Adult Vision Care in Franklin Park, IL
What is Adult Vision Care?
Adult vision care refers to any personal or professional preventive eye treatment that protects the eyes and preserves healthy vision over time. Annual ophthalmic eye exams are the most effective method of maintaining eye health, although there are ways to help maintain healthy vision on your own. Improving your vision can be done by adjusting habits and making dietary changes — eating foods that are rich in vitamins A, C, and E, and minerals like copper and zinc are known to help protect the eyes from age-related conditions.
In addition to incorporating a healthy, balanced diet, the American Optometric Association recommends that adults receive a standard ophthalmic eye exam every one or two years. This non-invasive exam is performed by an ophthalmologist and is especially important for adults because vision typically worsens with age. Taking the time to complete a short eye exam can mean the difference between sightedness and blindness later in life.
Common Age-Related Eye Conditions:
There are several eye problems that become more prevalent in people as they age. Even adults who do not wear glasses are encouraged to complete their comprehensive medical eye examinations so their physicians can check for signs of developing eye and vision problems. Some of the most common age-related eye conditions ophthalmologists treat include:
- Presbyopia: Patients experience blurred vision when reading, sewing or working on the computer — it usually occurs around age 40.
- Computer vision syndrome: People who stare at computer screens for long periods of time often experience eye strain that causes headaches, dry eyes, fatigue and blurred vison.
macular degeneration: This condition occurs when the retina becomes damaged. This makes it difficult to see near objects.
- Dry eyes: When tears don't provide adequate moisture in the eyes, your eyes can feel uncomfortable and can even start to sting or burn.
- Floaters: These harmless tiny spots or specks that float across the field of vision can sometimes indicate more serious eye problems — like retinal detachment — so they should be checked by a professional.
Cataracts: This is the most common cause of vision loss in people over the age of 40 — it occurs when the lens becomes cloudy.
Glaucoma: This category of eye disorders causes damage to the optic nerve that carries information from the eye to the brain. This condition exhibits very few symptoms and is typically detected during routine eye exams.
Many eye conditions fail to exhibit side effects in their earliest stages; that's why standard ophthalmic exams are so important.
Symptoms and Diagnosis:
In today's technology-driven world, environmental stresses on the eyes—such as excessive computer or phone/tablet use—are unavoidable.

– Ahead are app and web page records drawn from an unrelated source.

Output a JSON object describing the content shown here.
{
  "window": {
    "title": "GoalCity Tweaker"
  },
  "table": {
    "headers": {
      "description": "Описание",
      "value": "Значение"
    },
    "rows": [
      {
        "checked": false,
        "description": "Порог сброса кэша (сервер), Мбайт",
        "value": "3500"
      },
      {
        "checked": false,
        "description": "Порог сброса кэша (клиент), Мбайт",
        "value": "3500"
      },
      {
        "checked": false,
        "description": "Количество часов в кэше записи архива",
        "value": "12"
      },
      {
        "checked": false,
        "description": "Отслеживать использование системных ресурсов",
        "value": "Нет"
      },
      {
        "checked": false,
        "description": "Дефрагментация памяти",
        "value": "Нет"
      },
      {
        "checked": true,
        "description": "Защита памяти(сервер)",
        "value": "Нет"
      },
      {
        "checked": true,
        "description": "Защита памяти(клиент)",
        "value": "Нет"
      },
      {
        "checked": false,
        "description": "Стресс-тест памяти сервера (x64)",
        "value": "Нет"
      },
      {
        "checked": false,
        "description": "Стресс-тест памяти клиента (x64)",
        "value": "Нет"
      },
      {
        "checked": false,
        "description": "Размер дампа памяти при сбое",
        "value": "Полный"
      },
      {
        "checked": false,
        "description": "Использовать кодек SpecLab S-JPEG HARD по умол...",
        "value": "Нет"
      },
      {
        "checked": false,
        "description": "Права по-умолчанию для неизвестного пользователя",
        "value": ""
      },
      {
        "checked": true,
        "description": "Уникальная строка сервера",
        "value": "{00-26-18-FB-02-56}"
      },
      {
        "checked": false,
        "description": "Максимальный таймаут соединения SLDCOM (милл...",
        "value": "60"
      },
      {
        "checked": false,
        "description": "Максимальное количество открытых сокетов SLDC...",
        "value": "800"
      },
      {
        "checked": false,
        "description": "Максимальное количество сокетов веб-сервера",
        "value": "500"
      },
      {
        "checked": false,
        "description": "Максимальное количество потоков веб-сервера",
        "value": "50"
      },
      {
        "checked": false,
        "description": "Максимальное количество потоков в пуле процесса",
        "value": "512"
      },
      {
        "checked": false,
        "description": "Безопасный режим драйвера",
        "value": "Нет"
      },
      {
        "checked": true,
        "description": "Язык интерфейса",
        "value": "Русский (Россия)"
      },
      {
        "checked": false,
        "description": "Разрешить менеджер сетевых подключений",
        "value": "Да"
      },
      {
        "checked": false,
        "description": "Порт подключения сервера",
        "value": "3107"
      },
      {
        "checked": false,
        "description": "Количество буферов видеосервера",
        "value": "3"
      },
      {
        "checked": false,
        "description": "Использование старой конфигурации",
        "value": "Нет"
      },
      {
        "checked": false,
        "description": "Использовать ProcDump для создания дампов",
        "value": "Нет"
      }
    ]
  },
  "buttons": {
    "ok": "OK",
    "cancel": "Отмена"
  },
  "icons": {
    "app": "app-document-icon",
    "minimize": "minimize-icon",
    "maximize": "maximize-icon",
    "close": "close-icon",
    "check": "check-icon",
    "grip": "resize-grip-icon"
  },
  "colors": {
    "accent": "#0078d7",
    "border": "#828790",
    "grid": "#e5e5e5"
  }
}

These stressors often force the eyes to strain for extended periods of time, which causes headaches and/or other visual difficulties that make daily tasks difficult. The most common symptoms of age-related eye problems include:
- Tired eyes during/after reading or working at close distances
- Inflammation or pressure within the eye
- Hazy vision
- Difficulty distinguishing shades or intensity of colors
- Blurred or intermittent double vision
Early diagnosis and treatment are essential when it comes to maintaining vision that lasts a lifetime. With appropriate intervention, potentially blinding diseases often have more favorable outcomes. A standard ophthalmic exam is one way patients can ensure long-term eye health. During this comprehensive exam, the ophthalmologist performs a series of non-invasive tests that are designed to assess eye and vision health while also helping to determine whether the patient is at risk for eye disease. Following a brief discussion about the patient's medical history, the physician will perform tests to check for:
- Visual acuity
- Quality of three-dimensional (3D) vision
- Eyelid health and function
- Eye muscle coordination
- Pupil response to light
- Quality of peripheral vision
The treatment plan your physician provides following the exam depends on the diagnosis. For less serious disorders, treatment can be as simple as changing your contacts or eyeglasses prescription. Although in cases where the condition is not caught soon enough, treatment may require laser surgery or other surgical procedures. Call (847) 824-3127 or contact Dr. James Katz online for more information about adult vision care.
The Midwest Center for Sight
Address8901 W Golf Rd
Des Plaines, IL 60016
8:00 am - 5:00 pm
Tue: 8:00 am - 5:00 pm
Wed: 8:00 am - 5:00 pm
Thu: 8:00 am - 5:00 pm
Fri: 8:00 am - 5:00 pm
Sat: 8:00 am - 12:00 pm